When collecting Ladybird books you should be looking for the early ones, before the shiny covers were introduced in the 1980s. Some have become more collectable than others – a 1964 copy of Cinderella, complete with dust jacket, would cost around £200, while The Impatient Horse, which only ran for three series would be £300.
People collect Ladybird books for a number of reasons and nostalgia certainly plays a large part. Cinderella is one of the best loved chilren’s stories and hence very popular. Another one to look out for is Six Adventures of Wonk from the 1940s, it has lovely illustrations of a little koala bear by Joan Kiddel-Monroe. This one is quite difficult to find and if you can get a first edition, complete with dust jacket in good condition you would need to pay around £100.
Ladybird books were published in themed series and many people like to collect by series. Many collectors like the Well Loved Tales series because it reminds them of their childhood when these might have been read to them as bedtime stories or the books were used to teach them to read. There was a grading system from level 1 (The Three Little Pigs) to level 3 (Beauty and the Beast).
Ladybird books were sold by the millions, so they are not difficult to find. Value is determined by edition and the condition of the book – as these books were owned by children you will often find scribbles and drawings on the pages, which would lower the value. While you would pay around £10 – £20 for a Ladybird book of a late run in average condition at a Collectors’ Fair, I have often seen them in Charity shops for quite a lot less.
Ladybird books were first printed by Wills & Hepworth in 1915 and the first titles were the size of large annuals. However, the real beginning of Ladybird books as we know them was at the beginning of the 2nd World War, with the first three titles: Bunnykins Picnic Party, The First Day of the Holidays and Ginger’s Adventures, being published in their small size and standard 52 pages. Although two shillings and sixpence seems a very small sum to us nowadays it was worth considerably more in the 1940s and many families would not have been able to afford them. Ladybird’s fortunes turned when they began to concentrate on educatiolal titles such as The Book of British Birds and their Nests. When they introduced the Ladybird Reading Scheme in 1964, in collaboration with literacy specialist William Murray, Ladybird became a household name.

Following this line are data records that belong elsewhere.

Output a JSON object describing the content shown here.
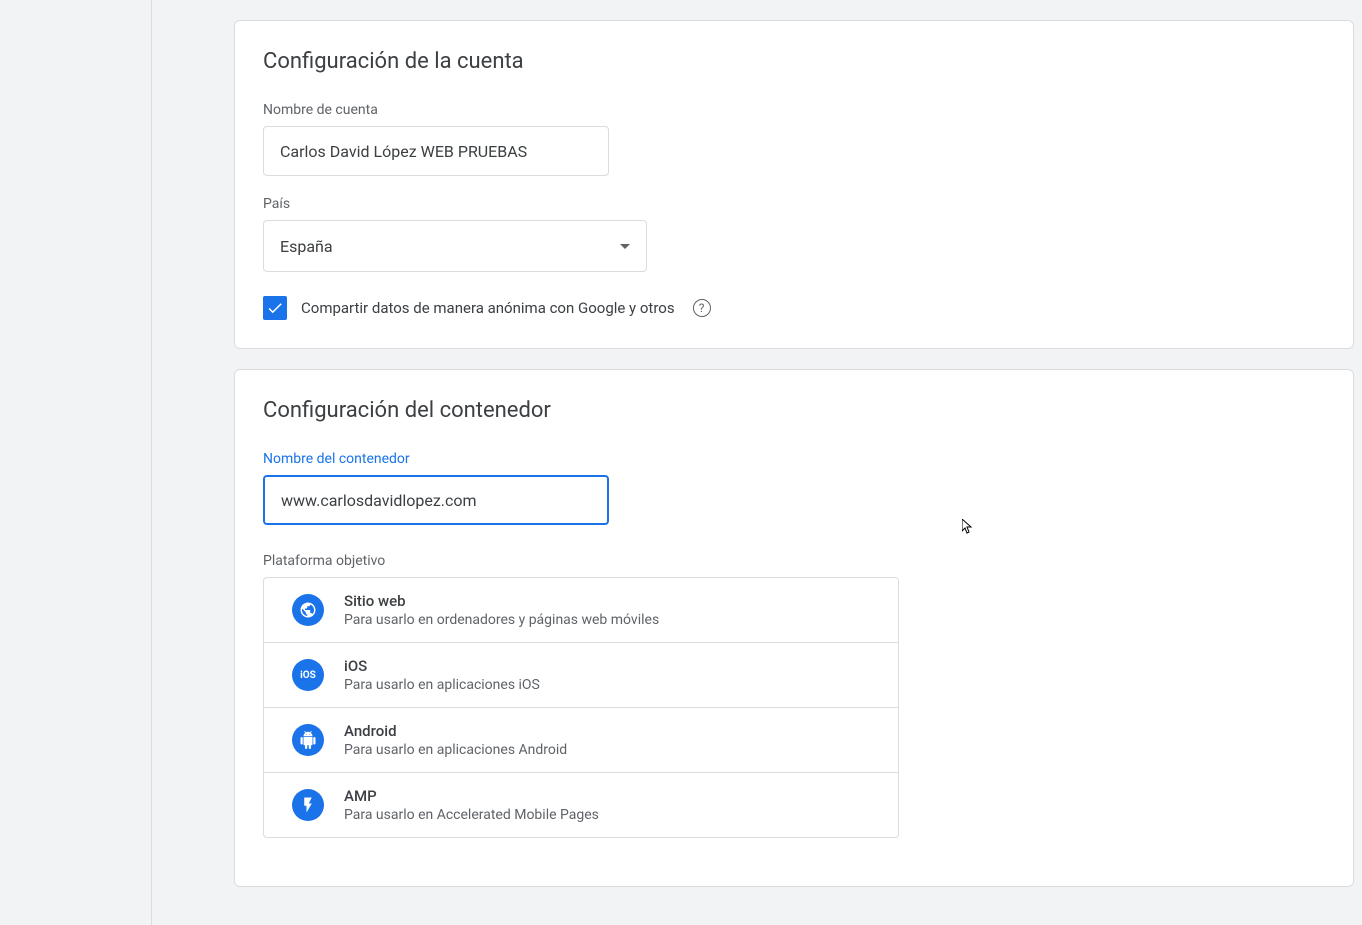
{
  "account_section": {
    "title": "Configuración de la cuenta",
    "account_name_label": "Nombre de cuenta",
    "account_name_value": "Carlos David López WEB PRUEBAS",
    "country_label": "País",
    "country_value": "España",
    "share_checkbox_label": "Compartir datos de manera anónima con Google y otros",
    "share_checked": true
  },
  "container_section": {
    "title": "Configuración del contenedor",
    "container_name_label": "Nombre del contenedor",
    "container_name_value": "www.carlosdavidlopez.com",
    "platform_label": "Plataforma objetivo",
    "platforms": [
      {
        "id": "web",
        "title": "Sitio web",
        "desc": "Para usarlo en ordenadores y páginas web móviles"
      },
      {
        "id": "ios",
        "title": "iOS",
        "desc": "Para usarlo en aplicaciones iOS"
      },
      {
        "id": "android",
        "title": "Android",
        "desc": "Para usarlo en aplicaciones Android"
      },
      {
        "id": "amp",
        "title": "AMP",
        "desc": "Para usarlo en Accelerated Mobile Pages"
      }
    ]
  }
}
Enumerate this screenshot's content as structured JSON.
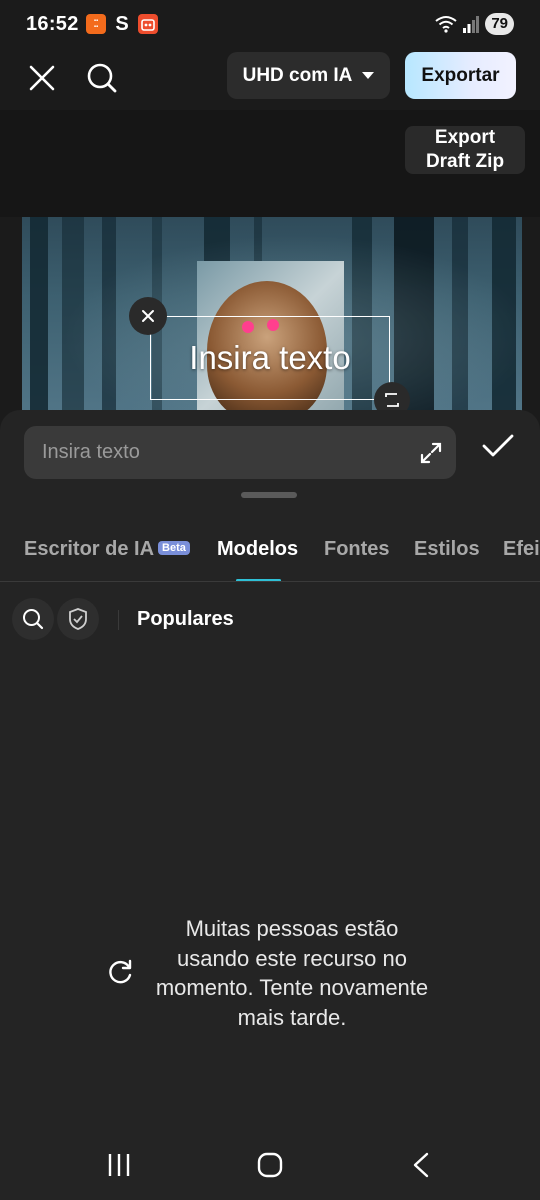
{
  "status_bar": {
    "time": "16:52",
    "notifications": [
      "temu-icon",
      "s-icon",
      "shop-icon"
    ],
    "battery": "79"
  },
  "toolbar": {
    "quality_label": "UHD com IA",
    "export_label": "Exportar",
    "export_draft_label_line1": "Export",
    "export_draft_label_line2": "Draft Zip"
  },
  "canvas": {
    "overlay_text": "Insira texto"
  },
  "editor": {
    "input_placeholder": "Insira texto",
    "input_value": ""
  },
  "tabs": [
    {
      "label": "Escritor de IA",
      "badge": "Beta"
    },
    {
      "label": "Modelos"
    },
    {
      "label": "Fontes"
    },
    {
      "label": "Estilos"
    },
    {
      "label": "Efei"
    }
  ],
  "active_tab": "Modelos",
  "filters": {
    "category": "Populares"
  },
  "error": {
    "message": "Muitas pessoas estão usando este recurso no momento. Tente novamente mais tarde."
  },
  "colors": {
    "accent": "#2fc0d6",
    "background": "#242424",
    "export_gradient_start": "#b7e7ff"
  }
}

If you want to start collecting Ladybird books there are a few pointers on how you identify the more valuable from those of lesser value. If you are after first editions don’t be mislead by the term ‘first published’, this is no guarantee that you have a first edition. Being able to identify dates is a great help – the logo changed in 1961 from an open winged flying ladybird to the closed wing logo. There are no dust jackets after 1965 and the books were issued with matt board covers so, if you find a pre-decimal price printed on a matt board cover, it would have been published between 1965 and 1970 – the post 1970 price would have been 12p.
One of the most sought after series is the ‘How it Works’ series, which manages to dissect complex science and present them as easily understandable facts for children. Books from this series were not just read by children, Thames Valley Police were so impressed with the instructions in The Motor Car which was published in 1965, that they used it for training Police drivers. The 1979 revised edition of The Computer is said to be in the library of the British Governments Communication Headquarters.
There are many approaches to collecting Ladybird Books – you can collect by edition, by series, by decade – the possibilities are endless. Antique and Collectors’ Fairs are always a good place to find them and you are quite likely to find a bargain at Charity shops or car boot sales. As the prices are relatively low this would be a good niche for someone who is ‘collecting’ for the first time.